In 1544 English physician, ornithologist and botanist William Turner published in Cologne, Germany Avium praecipuarum, quarum apud Plinium et Aristotelem mentio est, brevis & succincta historia. Turner was the first scientific student of zoology and botany in England. Because of his extreme nonconformist religious views he spent a good deal of time in exile on the Continent, where he observed European fauna and flora, studied the most recent work of contemporary naturalists and made the acquaintance of Conrad Gessner (Gesner). It was during one of these European exiles that Turner prepared the Avium praecipuarum, printed, as were parts of his Herball, in Cologne. An account of the principal bird species mentioned by Aristotle and Pliny, the book was the first ornithological treatise to contain clear descriptions of the appearance of individual species based upon the author's own experience and observations. Compiling this work was by no means easy, as virtually nothing had been written on the subject since Pliny's Historia naturalis and sorting out the names and actual species referred to in the classical texts demanded great philological as well as ornithological expertise. Yet Turner succeeded admirably in his task: Most of his identifications are accurate, with good descriptions of characteristics and habits, and the few anomalies (the phoenix, barnacle goose, etc.) are either strict quotations from classical authors or are based on evidence that Turner tried to verify. His identification of northern European species, especially British ones, provides valuable evidence about their distribution during the sixteenth century.

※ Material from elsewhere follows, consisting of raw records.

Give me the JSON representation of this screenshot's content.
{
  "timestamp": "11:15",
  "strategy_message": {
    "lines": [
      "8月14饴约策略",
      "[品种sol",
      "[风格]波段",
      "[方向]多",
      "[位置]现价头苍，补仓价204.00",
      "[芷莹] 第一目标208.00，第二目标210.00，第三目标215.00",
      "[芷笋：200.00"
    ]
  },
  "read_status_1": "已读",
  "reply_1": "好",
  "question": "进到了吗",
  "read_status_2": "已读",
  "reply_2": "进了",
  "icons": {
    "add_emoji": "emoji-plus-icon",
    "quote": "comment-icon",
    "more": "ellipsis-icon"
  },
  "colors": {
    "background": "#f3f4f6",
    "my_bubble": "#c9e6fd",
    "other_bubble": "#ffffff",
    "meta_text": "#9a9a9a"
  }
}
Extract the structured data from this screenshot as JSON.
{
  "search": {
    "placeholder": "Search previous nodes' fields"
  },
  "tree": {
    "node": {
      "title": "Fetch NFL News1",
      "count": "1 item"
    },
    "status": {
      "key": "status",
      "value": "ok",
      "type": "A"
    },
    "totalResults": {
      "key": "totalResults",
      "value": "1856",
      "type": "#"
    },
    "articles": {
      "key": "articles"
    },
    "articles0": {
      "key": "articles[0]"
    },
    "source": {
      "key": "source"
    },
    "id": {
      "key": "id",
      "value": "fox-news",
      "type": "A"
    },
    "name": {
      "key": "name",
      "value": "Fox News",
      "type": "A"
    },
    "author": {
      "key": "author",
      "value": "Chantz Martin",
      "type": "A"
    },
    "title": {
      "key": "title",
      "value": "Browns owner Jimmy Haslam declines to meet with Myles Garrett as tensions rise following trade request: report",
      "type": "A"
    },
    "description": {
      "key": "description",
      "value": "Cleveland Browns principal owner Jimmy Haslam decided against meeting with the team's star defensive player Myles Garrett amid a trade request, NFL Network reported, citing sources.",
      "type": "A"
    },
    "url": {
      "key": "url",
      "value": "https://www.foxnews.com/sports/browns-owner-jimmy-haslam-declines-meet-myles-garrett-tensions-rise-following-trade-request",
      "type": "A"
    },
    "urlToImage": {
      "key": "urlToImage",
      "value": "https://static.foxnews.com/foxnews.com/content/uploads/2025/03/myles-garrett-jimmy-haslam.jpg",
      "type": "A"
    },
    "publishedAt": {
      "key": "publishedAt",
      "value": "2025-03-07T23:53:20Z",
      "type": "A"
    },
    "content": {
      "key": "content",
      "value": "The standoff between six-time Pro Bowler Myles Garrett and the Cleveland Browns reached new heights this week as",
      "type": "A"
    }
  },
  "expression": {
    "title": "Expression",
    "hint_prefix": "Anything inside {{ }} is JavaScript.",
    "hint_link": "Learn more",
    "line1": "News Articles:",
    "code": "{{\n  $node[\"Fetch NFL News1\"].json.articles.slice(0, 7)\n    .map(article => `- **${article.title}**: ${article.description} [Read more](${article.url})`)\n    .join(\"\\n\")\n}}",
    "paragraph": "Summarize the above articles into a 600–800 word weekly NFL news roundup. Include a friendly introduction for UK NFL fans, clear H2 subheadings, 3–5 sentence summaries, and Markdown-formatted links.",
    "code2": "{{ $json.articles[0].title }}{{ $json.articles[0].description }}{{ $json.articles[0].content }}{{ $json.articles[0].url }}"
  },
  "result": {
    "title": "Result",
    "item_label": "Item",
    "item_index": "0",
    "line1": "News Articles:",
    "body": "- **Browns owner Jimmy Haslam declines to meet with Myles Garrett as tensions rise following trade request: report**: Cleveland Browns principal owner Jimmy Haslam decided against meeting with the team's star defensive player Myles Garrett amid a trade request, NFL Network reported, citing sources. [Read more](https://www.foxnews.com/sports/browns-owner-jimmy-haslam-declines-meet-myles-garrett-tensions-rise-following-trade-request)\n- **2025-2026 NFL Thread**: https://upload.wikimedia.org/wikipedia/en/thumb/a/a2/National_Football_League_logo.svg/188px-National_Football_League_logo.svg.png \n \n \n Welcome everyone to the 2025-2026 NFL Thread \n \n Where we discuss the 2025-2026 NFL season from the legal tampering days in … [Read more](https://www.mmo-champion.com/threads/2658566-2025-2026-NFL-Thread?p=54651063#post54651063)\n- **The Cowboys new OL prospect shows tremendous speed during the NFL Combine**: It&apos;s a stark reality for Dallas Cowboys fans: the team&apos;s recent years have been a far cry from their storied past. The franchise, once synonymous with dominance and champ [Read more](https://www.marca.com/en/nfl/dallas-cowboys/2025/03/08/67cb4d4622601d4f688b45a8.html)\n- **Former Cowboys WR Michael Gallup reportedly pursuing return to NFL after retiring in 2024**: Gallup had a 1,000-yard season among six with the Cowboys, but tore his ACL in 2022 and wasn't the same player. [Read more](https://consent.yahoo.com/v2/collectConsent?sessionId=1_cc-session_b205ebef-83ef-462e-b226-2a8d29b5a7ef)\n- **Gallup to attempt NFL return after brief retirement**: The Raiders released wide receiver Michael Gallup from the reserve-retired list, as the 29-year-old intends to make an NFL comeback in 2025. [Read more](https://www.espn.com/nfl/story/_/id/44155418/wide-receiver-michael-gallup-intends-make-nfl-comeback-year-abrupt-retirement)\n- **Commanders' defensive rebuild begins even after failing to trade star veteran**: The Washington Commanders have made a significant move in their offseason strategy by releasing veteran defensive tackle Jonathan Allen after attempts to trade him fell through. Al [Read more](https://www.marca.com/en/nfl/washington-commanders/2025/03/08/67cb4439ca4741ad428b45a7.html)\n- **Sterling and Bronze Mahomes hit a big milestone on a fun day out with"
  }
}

Hook & Norman, The Haskell F. Norman Library of Science and Medicine (1991) no. 2117. Raven, English naturalists from Neckham to Ray (1947) 48-137.